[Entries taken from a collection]
※ ※ ※
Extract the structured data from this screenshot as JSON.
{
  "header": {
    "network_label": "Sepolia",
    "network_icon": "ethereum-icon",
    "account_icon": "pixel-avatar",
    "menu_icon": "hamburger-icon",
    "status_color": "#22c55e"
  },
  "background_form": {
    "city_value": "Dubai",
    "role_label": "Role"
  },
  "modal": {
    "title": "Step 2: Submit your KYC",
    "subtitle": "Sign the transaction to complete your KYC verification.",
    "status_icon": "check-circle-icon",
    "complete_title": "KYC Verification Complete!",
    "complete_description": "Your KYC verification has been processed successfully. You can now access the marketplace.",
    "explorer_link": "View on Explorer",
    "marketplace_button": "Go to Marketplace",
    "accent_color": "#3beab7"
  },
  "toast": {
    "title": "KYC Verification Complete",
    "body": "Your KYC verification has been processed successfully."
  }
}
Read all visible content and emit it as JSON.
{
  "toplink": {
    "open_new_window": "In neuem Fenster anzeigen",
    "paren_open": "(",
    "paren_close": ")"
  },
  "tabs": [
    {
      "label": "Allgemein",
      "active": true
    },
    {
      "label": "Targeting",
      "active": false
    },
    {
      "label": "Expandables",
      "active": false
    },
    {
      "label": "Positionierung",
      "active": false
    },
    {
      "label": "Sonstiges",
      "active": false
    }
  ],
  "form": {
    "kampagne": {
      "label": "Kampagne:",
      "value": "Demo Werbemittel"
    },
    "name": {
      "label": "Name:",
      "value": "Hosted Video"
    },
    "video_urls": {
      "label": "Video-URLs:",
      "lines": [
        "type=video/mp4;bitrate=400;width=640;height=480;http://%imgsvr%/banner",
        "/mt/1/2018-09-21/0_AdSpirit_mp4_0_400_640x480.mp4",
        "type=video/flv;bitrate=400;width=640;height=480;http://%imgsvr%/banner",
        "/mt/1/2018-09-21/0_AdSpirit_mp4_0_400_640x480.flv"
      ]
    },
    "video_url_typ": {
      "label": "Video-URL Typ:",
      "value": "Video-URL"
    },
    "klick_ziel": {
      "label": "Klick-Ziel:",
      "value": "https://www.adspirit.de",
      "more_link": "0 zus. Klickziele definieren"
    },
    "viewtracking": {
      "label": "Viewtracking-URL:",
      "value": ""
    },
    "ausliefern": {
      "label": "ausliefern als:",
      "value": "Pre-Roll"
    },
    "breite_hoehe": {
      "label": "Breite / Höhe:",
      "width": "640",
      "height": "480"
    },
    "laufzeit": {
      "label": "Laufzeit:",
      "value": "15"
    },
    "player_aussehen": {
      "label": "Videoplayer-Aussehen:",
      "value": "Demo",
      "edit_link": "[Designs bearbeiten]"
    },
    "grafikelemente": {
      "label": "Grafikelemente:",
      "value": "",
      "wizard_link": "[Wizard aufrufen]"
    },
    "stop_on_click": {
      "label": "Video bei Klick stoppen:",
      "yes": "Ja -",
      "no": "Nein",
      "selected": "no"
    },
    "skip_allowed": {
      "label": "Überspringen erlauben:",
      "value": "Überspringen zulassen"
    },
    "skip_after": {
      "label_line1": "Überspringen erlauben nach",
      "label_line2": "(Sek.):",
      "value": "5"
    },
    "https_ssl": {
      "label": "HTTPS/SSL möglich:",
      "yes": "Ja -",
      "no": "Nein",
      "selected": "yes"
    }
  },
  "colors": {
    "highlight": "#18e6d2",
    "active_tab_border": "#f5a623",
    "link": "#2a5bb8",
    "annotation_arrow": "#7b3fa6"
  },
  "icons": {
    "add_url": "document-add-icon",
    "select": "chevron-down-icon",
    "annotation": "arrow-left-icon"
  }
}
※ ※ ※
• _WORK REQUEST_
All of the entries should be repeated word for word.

• _ANSWER_
Extract the structured data from this screenshot as JSON.
{
  "header": {
    "network_label": "Sepolia",
    "network_icon": "ethereum-icon",
    "account_icon": "pixel-avatar",
    "menu_icon": "hamburger-icon",
    "status_color": "#22c55e"
  },
  "background_form": {
    "city_value": "Dubai",
    "role_label": "Role"
  },
  "modal": {
    "title": "Step 2: Submit your KYC",
    "subtitle": "Sign the transaction to complete your KYC verification.",
    "status_icon": "check-circle-icon",
    "complete_title": "KYC Verification Complete!",
    "complete_description": "Your KYC verification has been processed successfully. You can now access the marketplace.",
    "explorer_link": "View on Explorer",
    "marketplace_button": "Go to Marketplace",
    "accent_color": "#3beab7"
  },
  "toast": {
    "title": "KYC Verification Complete",
    "body": "Your KYC verification has been processed successfully."
  }
}
Read all visible content and emit it as JSON.
{
  "toplink": {
    "open_new_window": "In neuem Fenster anzeigen",
    "paren_open": "(",
    "paren_close": ")"
  },
  "tabs": [
    {
      "label": "Allgemein",
      "active": true
    },
    {
      "label": "Targeting",
      "active": false
    },
    {
      "label": "Expandables",
      "active": false
    },
    {
      "label": "Positionierung",
      "active": false
    },
    {
      "label": "Sonstiges",
      "active": false
    }
  ],
  "form": {
    "kampagne": {
      "label": "Kampagne:",
      "value": "Demo Werbemittel"
    },
    "name": {
      "label": "Name:",
      "value": "Hosted Video"
    },
    "video_urls": {
      "label": "Video-URLs:",
      "lines": [
        "type=video/mp4;bitrate=400;width=640;height=480;http://%imgsvr%/banner",
        "/mt/1/2018-09-21/0_AdSpirit_mp4_0_400_640x480.mp4",
        "type=video/flv;bitrate=400;width=640;height=480;http://%imgsvr%/banner",
        "/mt/1/2018-09-21/0_AdSpirit_mp4_0_400_640x480.flv"
      ]
    },
    "video_url_typ": {
      "label": "Video-URL Typ:",
      "value": "Video-URL"
    },
    "klick_ziel": {
      "label": "Klick-Ziel:",
      "value": "https://www.adspirit.de",
      "more_link": "0 zus. Klickziele definieren"
    },
    "viewtracking": {
      "label": "Viewtracking-URL:",
      "value": ""
    },
    "ausliefern": {
      "label": "ausliefern als:",
      "value": "Pre-Roll"
    },
    "breite_hoehe": {
      "label": "Breite / Höhe:",
      "width": "640",
      "height": "480"
    },
    "laufzeit": {
      "label": "Laufzeit:",
      "value": "15"
    },
    "player_aussehen": {
      "label": "Videoplayer-Aussehen:",
      "value": "Demo",
      "edit_link": "[Designs bearbeiten]"
    },
    "grafikelemente": {
      "label": "Grafikelemente:",
      "value": "",
      "wizard_link": "[Wizard aufrufen]"
    },
    "stop_on_click": {
      "label": "Video bei Klick stoppen:",
      "yes": "Ja -",
      "no": "Nein",
      "selected": "no"
    },
    "skip_allowed": {
      "label": "Überspringen erlauben:",
      "value": "Überspringen zulassen"
    },
    "skip_after": {
      "label_line1": "Überspringen erlauben nach",
      "label_line2": "(Sek.):",
      "value": "5"
    },
    "https_ssl": {
      "label": "HTTPS/SSL möglich:",
      "yes": "Ja -",
      "no": "Nein",
      "selected": "yes"
    }
  },
  "colors": {
    "highlight": "#18e6d2",
    "active_tab_border": "#f5a623",
    "link": "#2a5bb8",
    "annotation_arrow": "#7b3fa6"
  },
  "icons": {
    "add_url": "document-add-icon",
    "select": "chevron-down-icon",
    "annotation": "arrow-left-icon"
  }
}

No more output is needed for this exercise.